-I find sometimes to go and talk to politicians, it's just a waste of time. Getting up at a meeting and saying this is what you do, and this is what you're doing. Because when us black people do it, lots of times we just trouble making back people. So what I try and do is put my statement in my artwork.
-I like using timber what is already cut down, or dead timber. Because, I can work on it and it'll come at that red color. But then, if I left it in the sun, the sun will cook it. But it won't crack. Where I can't do that with green timber, so that's why I like working with the dry timber. It's harder, but it's better to work with. And sometimes you can see the shapes of the wood, how you want it. And you just go and bring it out.
-I remember the first day I went to school and I was five year old. And I was always fascinated about rubbish and mainly rusted things. And I used to look at TV when I was a kid, said to my poor old grandmother and mom and that this can be that and that can be this. And that's why I've learnt myself to weld and make stuff.
-My backyard it's just full of rusted bits of steel and that, but I got to have bits of rubbish and that to inspire me. And that's why all this stuff is laying around here to turn to artwork one day. Like when I'm welding steel, I just through everything down on the ground or in the pavings here. Just sit and stare at it for a while then I can get it together in my mind and just pick it all up and put together.
-So these old saw blades, right, now this is the saw blade they cut the wood with. They put them in mind of echidnas see. So what I do , I draw the echidna and then I cut it all out with a plasma cutter. It comes out like that.
-You know, in some of my artwork you'll see who dad was, who mom was. So if I do a fish, I'll do a fish of our dad seen fish on the outside. So that's for dad. And then on the inside of the fish, or an emu, or kangaroo, or goanna, I'll put the intestine and everything because that's from mom's side, us because us black people we do eat the intestines out of the fish and all that.
-You know, we just use it as medicine, on dad's mob they filet the fish and cut the bone and throw it away. And why I like working in black and white is because it puts me in mind of my mom and dad. But also, put me in mind of myself.
-I always say that I got two cultures. I got a black culture, I got a white culture because of mom and dad. I've got two gods.
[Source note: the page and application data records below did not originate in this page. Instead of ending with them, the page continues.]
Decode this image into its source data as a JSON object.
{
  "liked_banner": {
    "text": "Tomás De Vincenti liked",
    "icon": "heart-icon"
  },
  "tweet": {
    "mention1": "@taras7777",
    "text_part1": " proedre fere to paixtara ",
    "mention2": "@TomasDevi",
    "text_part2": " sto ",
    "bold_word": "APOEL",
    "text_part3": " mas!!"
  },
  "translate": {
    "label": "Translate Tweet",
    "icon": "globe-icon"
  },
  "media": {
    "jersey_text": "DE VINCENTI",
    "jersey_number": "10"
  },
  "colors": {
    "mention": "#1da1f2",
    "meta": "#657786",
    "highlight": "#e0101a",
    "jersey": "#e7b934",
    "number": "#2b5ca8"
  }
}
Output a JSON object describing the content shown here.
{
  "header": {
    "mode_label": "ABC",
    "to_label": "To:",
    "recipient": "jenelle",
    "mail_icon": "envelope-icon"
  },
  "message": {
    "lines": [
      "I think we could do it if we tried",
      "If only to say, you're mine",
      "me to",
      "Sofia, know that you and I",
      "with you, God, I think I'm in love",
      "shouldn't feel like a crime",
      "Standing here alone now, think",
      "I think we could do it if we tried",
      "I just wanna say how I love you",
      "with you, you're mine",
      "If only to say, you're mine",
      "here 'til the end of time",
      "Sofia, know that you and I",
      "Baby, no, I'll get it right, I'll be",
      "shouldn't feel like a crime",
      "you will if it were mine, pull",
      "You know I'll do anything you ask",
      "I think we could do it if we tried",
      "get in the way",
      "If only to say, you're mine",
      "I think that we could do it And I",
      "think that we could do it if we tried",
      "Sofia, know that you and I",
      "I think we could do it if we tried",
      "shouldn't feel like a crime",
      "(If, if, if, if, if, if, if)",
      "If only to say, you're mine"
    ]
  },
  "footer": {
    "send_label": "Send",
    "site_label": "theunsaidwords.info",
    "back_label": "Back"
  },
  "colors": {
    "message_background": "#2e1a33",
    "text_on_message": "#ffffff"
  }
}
Because we got, Guluwa, our dreaming, the we got Jesus Christ because I want to Catholics school. And then I got two laws, I got the black people's law and I got the white fellows law, you know. And I respect them both.